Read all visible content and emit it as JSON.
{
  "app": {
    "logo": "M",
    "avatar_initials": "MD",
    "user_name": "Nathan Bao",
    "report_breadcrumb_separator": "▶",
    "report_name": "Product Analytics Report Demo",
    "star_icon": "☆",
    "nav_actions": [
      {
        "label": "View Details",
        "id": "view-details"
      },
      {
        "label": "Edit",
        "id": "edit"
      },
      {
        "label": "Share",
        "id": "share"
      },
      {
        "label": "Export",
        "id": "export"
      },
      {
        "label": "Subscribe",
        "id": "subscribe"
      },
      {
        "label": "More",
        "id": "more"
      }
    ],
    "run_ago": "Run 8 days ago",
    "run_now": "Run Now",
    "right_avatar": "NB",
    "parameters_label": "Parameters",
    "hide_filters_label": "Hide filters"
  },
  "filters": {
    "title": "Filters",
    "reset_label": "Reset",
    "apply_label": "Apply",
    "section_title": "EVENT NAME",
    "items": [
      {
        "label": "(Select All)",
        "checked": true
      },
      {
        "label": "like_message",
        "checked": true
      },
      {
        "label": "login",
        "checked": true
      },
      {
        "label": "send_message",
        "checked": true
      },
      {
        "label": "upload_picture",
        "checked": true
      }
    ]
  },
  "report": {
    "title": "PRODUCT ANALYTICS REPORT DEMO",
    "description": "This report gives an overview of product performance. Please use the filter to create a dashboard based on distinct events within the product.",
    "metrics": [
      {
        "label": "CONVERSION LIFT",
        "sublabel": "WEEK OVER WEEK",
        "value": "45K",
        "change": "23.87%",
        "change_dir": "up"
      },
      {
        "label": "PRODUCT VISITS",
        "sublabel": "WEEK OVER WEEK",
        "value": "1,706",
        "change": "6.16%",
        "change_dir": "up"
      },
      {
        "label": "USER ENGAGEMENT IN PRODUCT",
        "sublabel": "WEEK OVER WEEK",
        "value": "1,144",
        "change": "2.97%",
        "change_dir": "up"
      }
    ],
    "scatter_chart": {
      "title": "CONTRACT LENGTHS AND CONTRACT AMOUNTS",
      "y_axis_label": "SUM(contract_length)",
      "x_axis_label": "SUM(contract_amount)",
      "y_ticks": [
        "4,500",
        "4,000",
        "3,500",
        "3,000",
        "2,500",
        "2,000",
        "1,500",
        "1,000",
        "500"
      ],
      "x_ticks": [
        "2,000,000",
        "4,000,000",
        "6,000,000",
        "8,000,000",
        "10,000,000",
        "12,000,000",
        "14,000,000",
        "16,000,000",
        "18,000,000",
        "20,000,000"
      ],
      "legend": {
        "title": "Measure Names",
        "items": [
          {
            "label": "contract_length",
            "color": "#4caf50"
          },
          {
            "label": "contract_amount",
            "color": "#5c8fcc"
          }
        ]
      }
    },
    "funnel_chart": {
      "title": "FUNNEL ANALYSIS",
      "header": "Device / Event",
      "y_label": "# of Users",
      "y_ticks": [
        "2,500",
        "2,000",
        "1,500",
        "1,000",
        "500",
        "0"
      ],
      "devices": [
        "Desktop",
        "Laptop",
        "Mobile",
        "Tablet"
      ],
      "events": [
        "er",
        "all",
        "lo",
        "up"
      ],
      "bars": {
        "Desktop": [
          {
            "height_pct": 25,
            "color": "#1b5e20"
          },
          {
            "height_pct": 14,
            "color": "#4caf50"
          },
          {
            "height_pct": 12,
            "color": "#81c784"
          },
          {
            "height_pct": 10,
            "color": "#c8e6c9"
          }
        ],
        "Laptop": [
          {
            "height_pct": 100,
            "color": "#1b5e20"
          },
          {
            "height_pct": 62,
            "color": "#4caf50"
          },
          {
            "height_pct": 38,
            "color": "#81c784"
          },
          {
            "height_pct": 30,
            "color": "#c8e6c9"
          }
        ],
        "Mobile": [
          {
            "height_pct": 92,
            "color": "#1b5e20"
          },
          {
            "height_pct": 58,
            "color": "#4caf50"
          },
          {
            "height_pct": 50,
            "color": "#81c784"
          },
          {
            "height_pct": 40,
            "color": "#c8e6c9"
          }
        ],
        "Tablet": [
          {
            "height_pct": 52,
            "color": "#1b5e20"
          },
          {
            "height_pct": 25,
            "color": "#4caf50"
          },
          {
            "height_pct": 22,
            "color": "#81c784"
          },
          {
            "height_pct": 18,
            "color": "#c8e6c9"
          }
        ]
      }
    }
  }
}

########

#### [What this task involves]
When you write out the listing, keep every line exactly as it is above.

#### [Finished task]
Read all visible content and emit it as JSON.
{
  "app": {
    "logo": "M",
    "avatar_initials": "MD",
    "user_name": "Nathan Bao",
    "report_breadcrumb_separator": "▶",
    "report_name": "Product Analytics Report Demo",
    "star_icon": "☆",
    "nav_actions": [
      {
        "label": "View Details",
        "id": "view-details"
      },
      {
        "label": "Edit",
        "id": "edit"
      },
      {
        "label": "Share",
        "id": "share"
      },
      {
        "label": "Export",
        "id": "export"
      },
      {
        "label": "Subscribe",
        "id": "subscribe"
      },
      {
        "label": "More",
        "id": "more"
      }
    ],
    "run_ago": "Run 8 days ago",
    "run_now": "Run Now",
    "right_avatar": "NB",
    "parameters_label": "Parameters",
    "hide_filters_label": "Hide filters"
  },
  "filters": {
    "title": "Filters",
    "reset_label": "Reset",
    "apply_label": "Apply",
    "section_title": "EVENT NAME",
    "items": [
      {
        "label": "(Select All)",
        "checked": true
      },
      {
        "label": "like_message",
        "checked": true
      },
      {
        "label": "login",
        "checked": true
      },
      {
        "label": "send_message",
        "checked": true
      },
      {
        "label": "upload_picture",
        "checked": true
      }
    ]
  },
  "report": {
    "title": "PRODUCT ANALYTICS REPORT DEMO",
    "description": "This report gives an overview of product performance. Please use the filter to create a dashboard based on distinct events within the product.",
    "metrics": [
      {
        "label": "CONVERSION LIFT",
        "sublabel": "WEEK OVER WEEK",
        "value": "45K",
        "change": "23.87%",
        "change_dir": "up"
      },
      {
        "label": "PRODUCT VISITS",
        "sublabel": "WEEK OVER WEEK",
        "value": "1,706",
        "change": "6.16%",
        "change_dir": "up"
      },
      {
        "label": "USER ENGAGEMENT IN PRODUCT",
        "sublabel": "WEEK OVER WEEK",
        "value": "1,144",
        "change": "2.97%",
        "change_dir": "up"
      }
    ],
    "scatter_chart": {
      "title": "CONTRACT LENGTHS AND CONTRACT AMOUNTS",
      "y_axis_label": "SUM(contract_length)",
      "x_axis_label": "SUM(contract_amount)",
      "y_ticks": [
        "4,500",
        "4,000",
        "3,500",
        "3,000",
        "2,500",
        "2,000",
        "1,500",
        "1,000",
        "500"
      ],
      "x_ticks": [
        "2,000,000",
        "4,000,000",
        "6,000,000",
        "8,000,000",
        "10,000,000",
        "12,000,000",
        "14,000,000",
        "16,000,000",
        "18,000,000",
        "20,000,000"
      ],
      "legend": {
        "title": "Measure Names",
        "items": [
          {
            "label": "contract_length",
            "color": "#4caf50"
          },
          {
            "label": "contract_amount",
            "color": "#5c8fcc"
          }
        ]
      }
    },
    "funnel_chart": {
      "title": "FUNNEL ANALYSIS",
      "header": "Device / Event",
      "y_label": "# of Users",
      "y_ticks": [
        "2,500",
        "2,000",
        "1,500",
        "1,000",
        "500",
        "0"
      ],
      "devices": [
        "Desktop",
        "Laptop",
        "Mobile",
        "Tablet"
      ],
      "events": [
        "er",
        "all",
        "lo",
        "up"
      ],
      "bars": {
        "Desktop": [
          {
            "height_pct": 25,
            "color": "#1b5e20"
          },
          {
            "height_pct": 14,
            "color": "#4caf50"
          },
          {
            "height_pct": 12,
            "color": "#81c784"
          },
          {
            "height_pct": 10,
            "color": "#c8e6c9"
          }
        ],
        "Laptop": [
          {
            "height_pct": 100,
            "color": "#1b5e20"
          },
          {
            "height_pct": 62,
            "color": "#4caf50"
          },
          {
            "height_pct": 38,
            "color": "#81c784"
          },
          {
            "height_pct": 30,
            "color": "#c8e6c9"
          }
        ],
        "Mobile": [
          {
            "height_pct": 92,
            "color": "#1b5e20"
          },
          {
            "height_pct": 58,
            "color": "#4caf50"
          },
          {
            "height_pct": 50,
            "color": "#81c784"
          },
          {
            "height_pct": 40,
            "color": "#c8e6c9"
          }
        ],
        "Tablet": [
          {
            "height_pct": 52,
            "color": "#1b5e20"
          },
          {
            "height_pct": 25,
            "color": "#4caf50"
          },
          {
            "height_pct": 22,
            "color": "#81c784"
          },
          {
            "height_pct": 18,
            "color": "#c8e6c9"
          }
        ]
      }
    }
  }
}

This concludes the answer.